▼

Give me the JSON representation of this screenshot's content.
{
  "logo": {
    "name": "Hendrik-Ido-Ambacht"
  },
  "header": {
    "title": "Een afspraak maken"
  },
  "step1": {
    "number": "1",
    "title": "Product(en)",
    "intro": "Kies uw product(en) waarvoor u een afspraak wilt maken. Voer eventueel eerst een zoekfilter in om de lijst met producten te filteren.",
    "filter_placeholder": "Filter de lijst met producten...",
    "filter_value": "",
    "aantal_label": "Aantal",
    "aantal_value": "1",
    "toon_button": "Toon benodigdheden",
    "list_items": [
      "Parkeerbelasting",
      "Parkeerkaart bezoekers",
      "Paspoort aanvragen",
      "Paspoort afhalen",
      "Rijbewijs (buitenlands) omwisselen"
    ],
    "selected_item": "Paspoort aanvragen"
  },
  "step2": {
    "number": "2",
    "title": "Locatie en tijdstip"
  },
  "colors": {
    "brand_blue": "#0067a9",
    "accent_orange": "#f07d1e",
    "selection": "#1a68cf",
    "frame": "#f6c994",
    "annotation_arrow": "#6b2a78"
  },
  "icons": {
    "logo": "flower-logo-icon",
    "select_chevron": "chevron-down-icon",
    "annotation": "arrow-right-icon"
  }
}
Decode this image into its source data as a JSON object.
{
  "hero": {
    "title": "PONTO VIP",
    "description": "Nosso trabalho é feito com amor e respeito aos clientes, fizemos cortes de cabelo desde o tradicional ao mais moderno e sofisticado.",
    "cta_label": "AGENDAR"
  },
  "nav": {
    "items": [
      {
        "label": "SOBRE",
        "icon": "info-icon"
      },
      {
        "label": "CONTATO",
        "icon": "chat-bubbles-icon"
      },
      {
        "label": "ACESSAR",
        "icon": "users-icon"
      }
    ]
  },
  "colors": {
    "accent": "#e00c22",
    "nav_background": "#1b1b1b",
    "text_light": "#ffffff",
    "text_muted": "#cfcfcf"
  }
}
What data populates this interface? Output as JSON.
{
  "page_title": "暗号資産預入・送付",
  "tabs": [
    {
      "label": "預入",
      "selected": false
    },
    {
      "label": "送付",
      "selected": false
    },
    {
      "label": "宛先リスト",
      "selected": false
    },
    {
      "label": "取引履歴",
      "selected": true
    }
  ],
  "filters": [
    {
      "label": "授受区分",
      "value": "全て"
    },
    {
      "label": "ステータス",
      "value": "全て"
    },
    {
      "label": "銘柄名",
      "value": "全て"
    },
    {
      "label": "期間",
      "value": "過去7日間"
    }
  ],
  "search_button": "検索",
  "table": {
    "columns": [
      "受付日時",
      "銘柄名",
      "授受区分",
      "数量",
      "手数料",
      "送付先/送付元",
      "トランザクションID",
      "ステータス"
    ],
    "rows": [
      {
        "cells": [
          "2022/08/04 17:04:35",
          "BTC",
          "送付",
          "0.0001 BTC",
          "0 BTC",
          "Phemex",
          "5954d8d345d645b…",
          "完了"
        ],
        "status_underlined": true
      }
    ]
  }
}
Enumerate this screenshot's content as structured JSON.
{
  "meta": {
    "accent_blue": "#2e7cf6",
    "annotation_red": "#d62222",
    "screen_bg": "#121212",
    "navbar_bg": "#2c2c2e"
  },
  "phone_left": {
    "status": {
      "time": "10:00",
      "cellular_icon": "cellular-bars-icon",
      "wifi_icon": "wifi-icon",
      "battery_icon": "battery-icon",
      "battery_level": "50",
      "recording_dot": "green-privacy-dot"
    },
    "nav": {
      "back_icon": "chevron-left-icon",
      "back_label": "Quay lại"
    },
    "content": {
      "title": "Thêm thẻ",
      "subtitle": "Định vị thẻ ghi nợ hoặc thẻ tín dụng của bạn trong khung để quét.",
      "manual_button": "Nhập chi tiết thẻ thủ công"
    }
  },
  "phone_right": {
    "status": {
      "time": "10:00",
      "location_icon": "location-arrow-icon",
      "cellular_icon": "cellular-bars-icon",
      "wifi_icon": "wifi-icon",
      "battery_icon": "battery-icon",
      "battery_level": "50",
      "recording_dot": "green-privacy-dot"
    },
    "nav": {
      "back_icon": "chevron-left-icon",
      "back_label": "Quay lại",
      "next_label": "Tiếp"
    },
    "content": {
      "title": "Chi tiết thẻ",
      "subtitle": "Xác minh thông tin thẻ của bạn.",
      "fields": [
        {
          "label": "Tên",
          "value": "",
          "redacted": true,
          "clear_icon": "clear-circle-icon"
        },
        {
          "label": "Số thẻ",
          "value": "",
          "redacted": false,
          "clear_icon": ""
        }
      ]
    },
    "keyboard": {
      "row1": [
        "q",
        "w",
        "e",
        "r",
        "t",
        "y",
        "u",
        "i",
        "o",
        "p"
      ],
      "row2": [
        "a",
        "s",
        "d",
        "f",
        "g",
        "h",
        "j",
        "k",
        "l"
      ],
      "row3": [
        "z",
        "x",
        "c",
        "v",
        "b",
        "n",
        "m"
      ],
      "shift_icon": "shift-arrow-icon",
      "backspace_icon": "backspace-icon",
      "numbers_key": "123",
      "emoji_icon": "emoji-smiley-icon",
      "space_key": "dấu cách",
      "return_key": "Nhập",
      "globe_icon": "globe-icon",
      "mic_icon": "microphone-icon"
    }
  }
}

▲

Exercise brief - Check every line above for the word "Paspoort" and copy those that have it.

Output for this exercise -
      "Paspoort aanvragen",
      "Paspoort afhalen",
    "selected_item": "Paspoort aanvragen"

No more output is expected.